Whitworth University students register for classes through Self-Service. Students register for their next classes during their assigned registration period each semester. The registrar's office will assist students who are away from campus on study abroad programs with registration for their next semester's or term's classes.
Students can adjust their class schedules via Self-Service through the first week of classes. Beginning with the second week of classes, students must complete an add/drop form, including the instructor and advisor's signature, and submit it to the registrar’s office for processing. It is the university’s policy to deny requests for registration in any course after the close of the term in which registration was required.
Registration for teaching assistantships, research assistantships, field studies, readings, independent studies and internships are processed in the registrar’s office. Continuing studies students and graduate students should check with their programs for registration dates. Registration for study abroad is coordinated by the Whitworth International Education Center.
Deadlines for adding or withdrawing from classes are published in the academic calendar each semester. It is the student's responsibility to check his or her registration information and to discuss any needed corrections with the registrar’s office.
No person other than a faculty member attending informally with the approval of the professor may attend a Whitworth class in which that person has not been officially registered. A professor may allow students to attend his or her class only if the students' names appear on the official class roster.
In order for the university to provide the best classroom learning environment for all students, children may not attend any Whitworth class. No child may, under any circumstances, be left unattended in a university building while a parent is attending class. Safety is our main concern; we cannot ensure children's safety when they are left unattended.

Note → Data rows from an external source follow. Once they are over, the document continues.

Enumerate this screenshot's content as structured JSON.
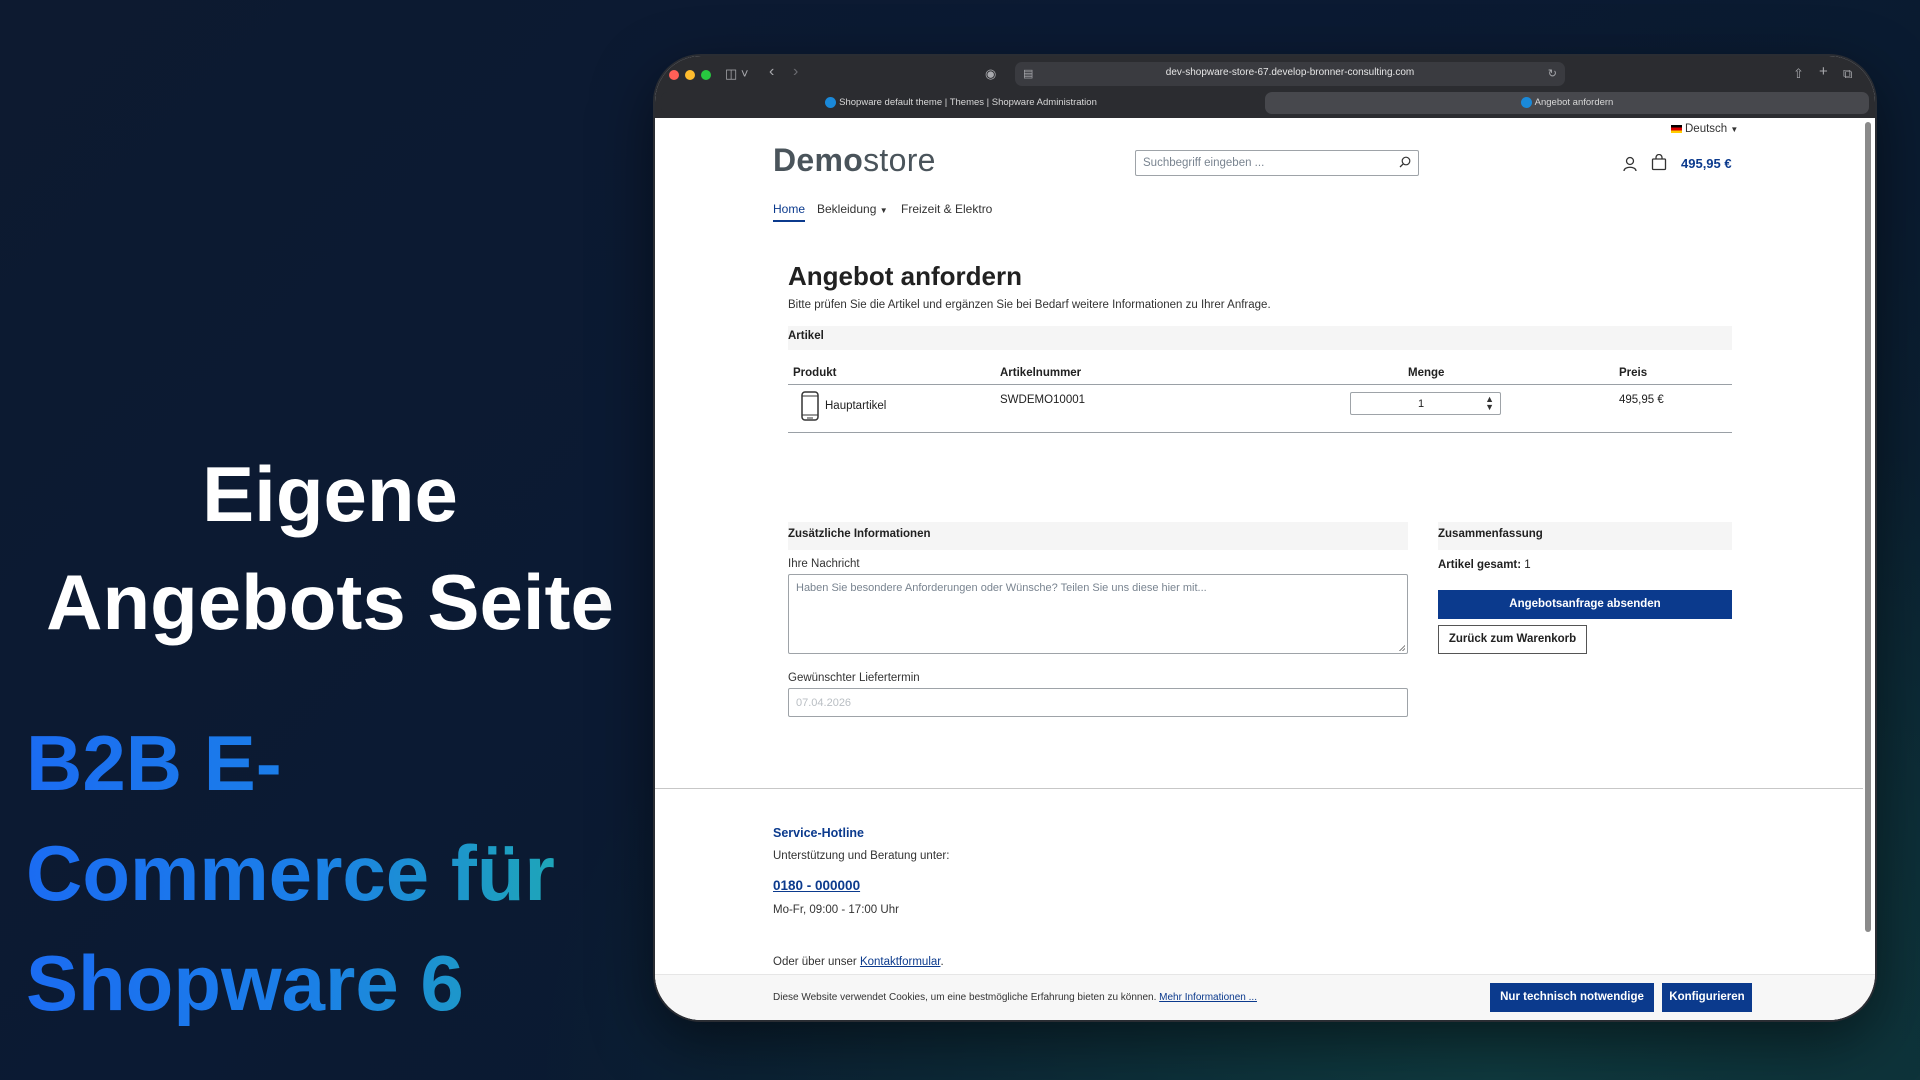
{
  "promo": {
    "heading_line1": "Eigene",
    "heading_line2": "Angebots Seite",
    "sub_line1": "B2B E-",
    "sub_line2": "Commerce für",
    "sub_line3": "Shopware 6"
  },
  "browser": {
    "url": "dev-shopware-store-67.develop-bronner-consulting.com",
    "tabs": [
      {
        "label": "Shopware default theme | Themes | Shopware Administration"
      },
      {
        "label": "Angebot anfordern"
      }
    ]
  },
  "header": {
    "language": "Deutsch",
    "logo_bold": "Demo",
    "logo_rest": "store",
    "search_placeholder": "Suchbegriff eingeben ...",
    "cart_total": "495,95 €"
  },
  "nav": {
    "items": [
      {
        "label": "Home"
      },
      {
        "label": "Bekleidung"
      },
      {
        "label": "Freizeit & Elektro"
      }
    ]
  },
  "main": {
    "title": "Angebot anfordern",
    "intro": "Bitte prüfen Sie die Artikel und ergänzen Sie bei Bedarf weitere Informationen zu Ihrer Anfrage.",
    "articles_section": "Artikel",
    "table": {
      "headers": [
        "Produkt",
        "Artikelnummer",
        "Menge",
        "Preis"
      ],
      "rows": [
        {
          "product": "Hauptartikel",
          "sku": "SWDEMO10001",
          "qty": "1",
          "price": "495,95 €"
        }
      ]
    },
    "additional": {
      "title": "Zusätzliche Informationen",
      "message_label": "Ihre Nachricht",
      "message_placeholder": "Haben Sie besondere Anforderungen oder Wünsche? Teilen Sie uns diese hier mit...",
      "date_label": "Gewünschter Liefertermin",
      "date_value": "07.04.2026"
    },
    "summary": {
      "title": "Zusammenfassung",
      "count_label": "Artikel gesamt:",
      "count_value": "1",
      "submit": "Angebotsanfrage absenden",
      "back": "Zurück zum Warenkorb"
    }
  },
  "footer": {
    "hotline_title": "Service-Hotline",
    "support_text": "Unterstützung und Beratung unter:",
    "phone": "0180 - 000000",
    "hours": "Mo-Fr, 09:00 - 17:00 Uhr",
    "contact_prefix": "Oder über unser ",
    "contact_link": "Kontaktformular",
    "contact_suffix": "."
  },
  "cookie": {
    "text": "Diese Website verwendet Cookies, um eine bestmögliche Erfahrung bieten zu können. ",
    "more_link": "Mehr Informationen ...",
    "btn_necessary": "Nur technisch notwendige",
    "btn_configure": "Konfigurieren"
  },
  "colors": {
    "accent": "#0b3a8d",
    "background": "#0b1a33"
  }
}
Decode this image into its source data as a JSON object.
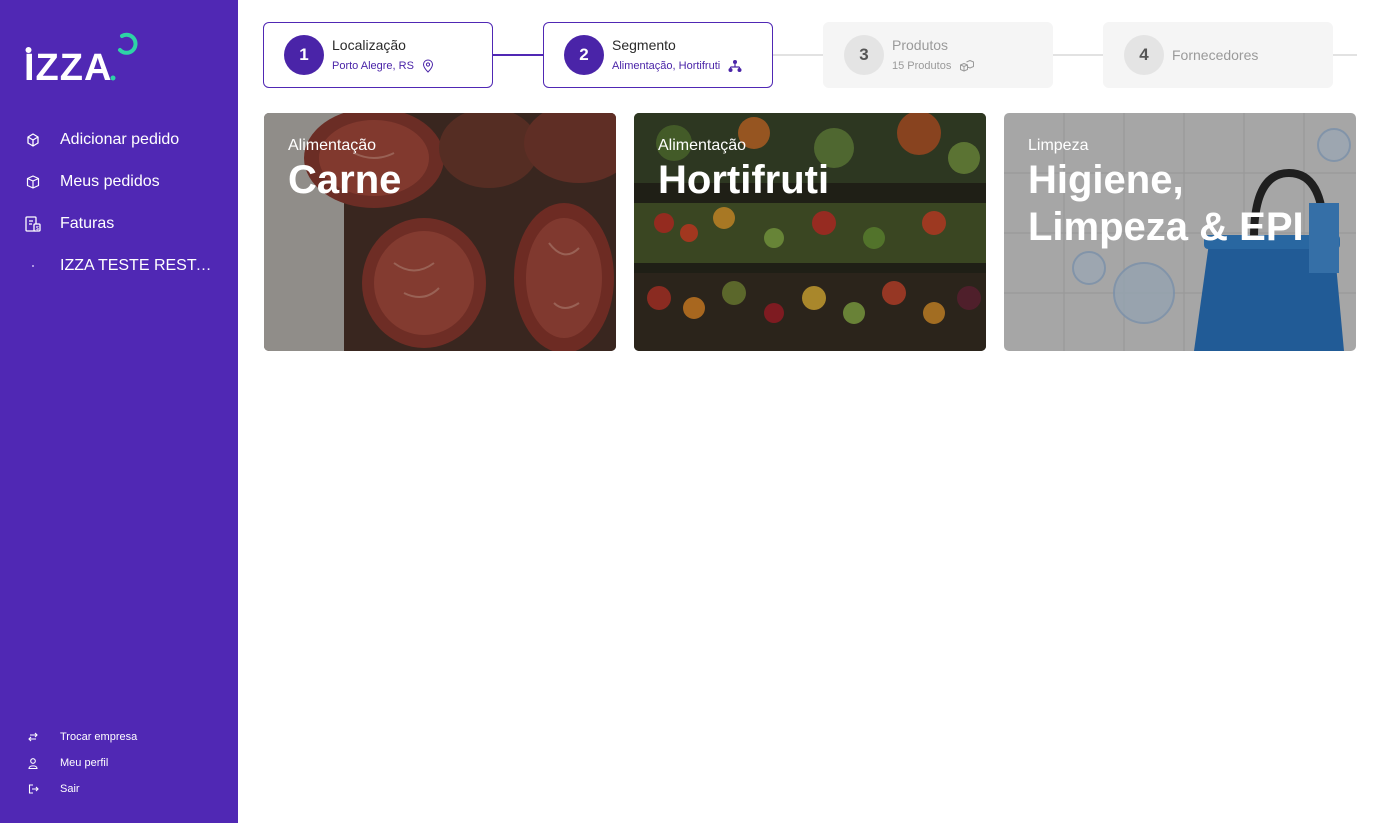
{
  "brand": {
    "logo_text": "IZZA",
    "primary_color": "#5028b4",
    "accent_color": "#2ed3a6"
  },
  "sidebar": {
    "items": [
      {
        "label": "Adicionar pedido",
        "icon": "add-order-icon"
      },
      {
        "label": "Meus pedidos",
        "icon": "box-icon"
      },
      {
        "label": "Faturas",
        "icon": "invoice-icon"
      },
      {
        "label": "IZZA TESTE RESTAURANTE",
        "icon": "dot-icon"
      }
    ],
    "bottom_items": [
      {
        "label": "Trocar empresa",
        "icon": "swap-icon"
      },
      {
        "label": "Meu perfil",
        "icon": "user-icon"
      },
      {
        "label": "Sair",
        "icon": "logout-icon"
      }
    ]
  },
  "stepper": {
    "steps": [
      {
        "number": "1",
        "title": "Localização",
        "subtitle": "Porto Alegre, RS",
        "icon": "location-pin-icon",
        "state": "completed"
      },
      {
        "number": "2",
        "title": "Segmento",
        "subtitle": "Alimentação, Hortifruti",
        "icon": "hierarchy-icon",
        "state": "current"
      },
      {
        "number": "3",
        "title": "Produtos",
        "subtitle": "15 Produtos",
        "icon": "products-icon",
        "state": "pending"
      },
      {
        "number": "4",
        "title": "Fornecedores",
        "subtitle": "",
        "icon": "",
        "state": "pending"
      }
    ]
  },
  "segments": [
    {
      "category": "Alimentação",
      "name": "Carne",
      "image": "raw-steaks-photo"
    },
    {
      "category": "Alimentação",
      "name": "Hortifruti",
      "image": "vegetable-market-photo"
    },
    {
      "category": "Limpeza",
      "name": "Higiene, Limpeza & EPI",
      "image": "cleaning-bucket-photo"
    }
  ]
}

Students are expected to take all midterm and final exams at the scheduled times. The final-exam schedule is posted online at the beginning of each semester; instructors schedule midterm exams and will disseminate information about those exams to their classes. Permission to take a final exam at a time other than the one listed on the schedule will be granted only in exceptional circumstances. Petitions to reschedule a final exam must be made a month in advance during fall or spring; deadlines are shorter in Jan Term and summer. The online petition form can be obtained through the registrar's office.